Dataset rows for apps and sites
══════════════════════════════

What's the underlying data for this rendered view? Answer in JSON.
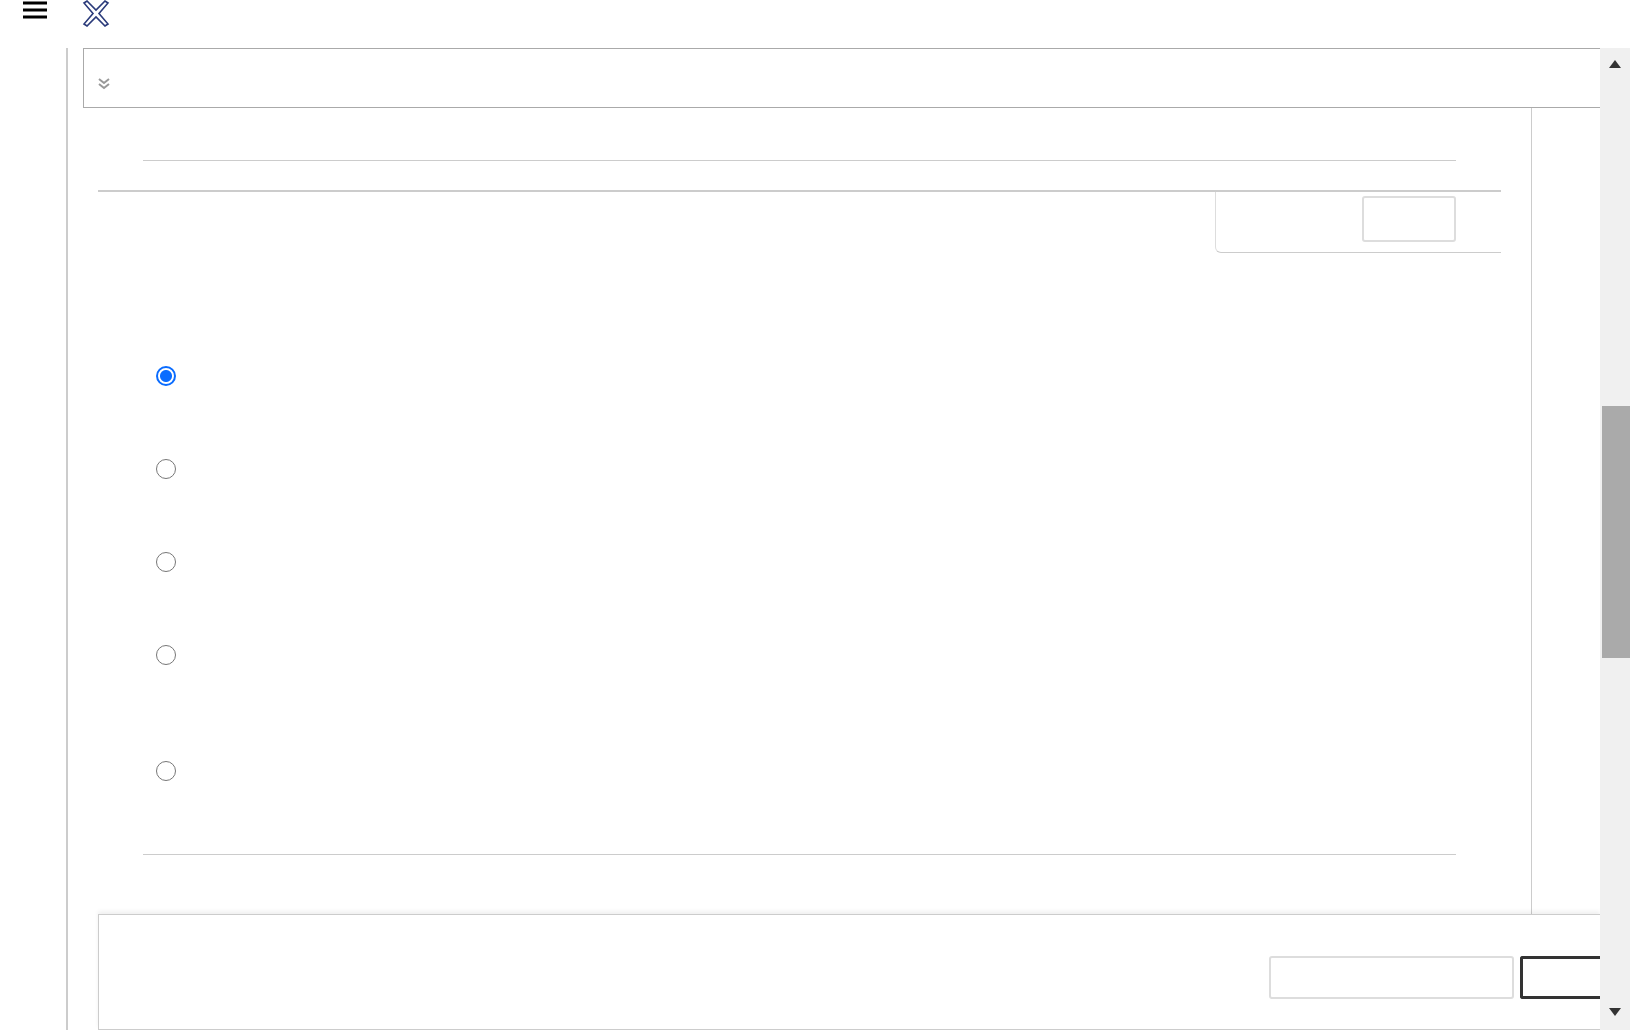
{
  "options": [
    {
      "selected": true
    },
    {
      "selected": false
    },
    {
      "selected": false
    },
    {
      "selected": false
    },
    {
      "selected": false
    }
  ]
}
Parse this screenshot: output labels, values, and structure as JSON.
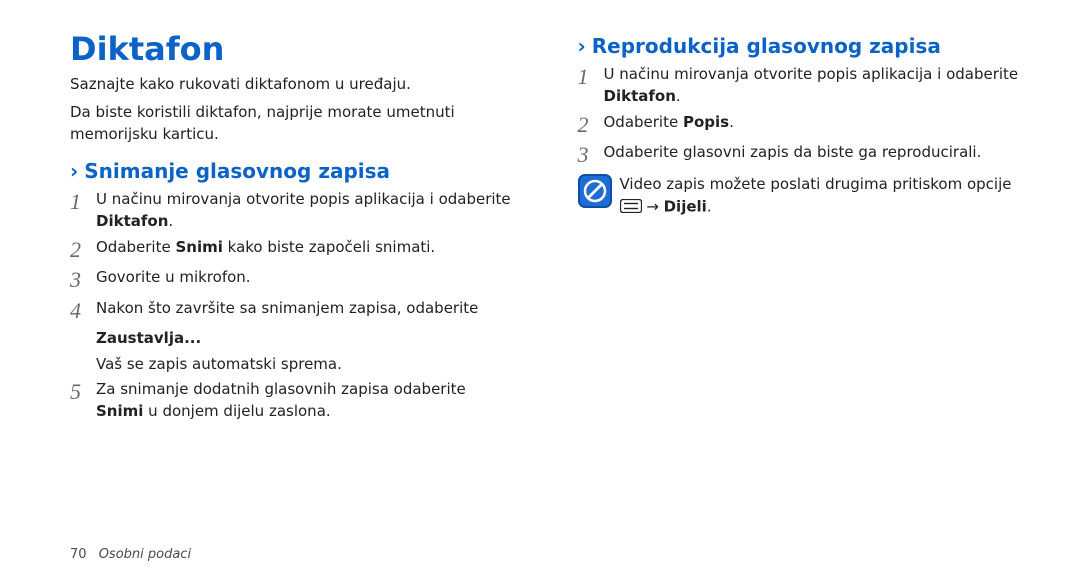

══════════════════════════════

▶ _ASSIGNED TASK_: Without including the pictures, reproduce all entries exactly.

▶ _PROBLEM SOLUTION_:
What's the underlying data for this rendered view? Answer in JSON.
{
  "options": [
    {
      "selected": true
    },
    {
      "selected": false
    },
    {
      "selected": false
    },
    {
      "selected": false
    },
    {
      "selected": false
    }
  ]
}
Parse this screenshot: output labels, values, and structure as JSON.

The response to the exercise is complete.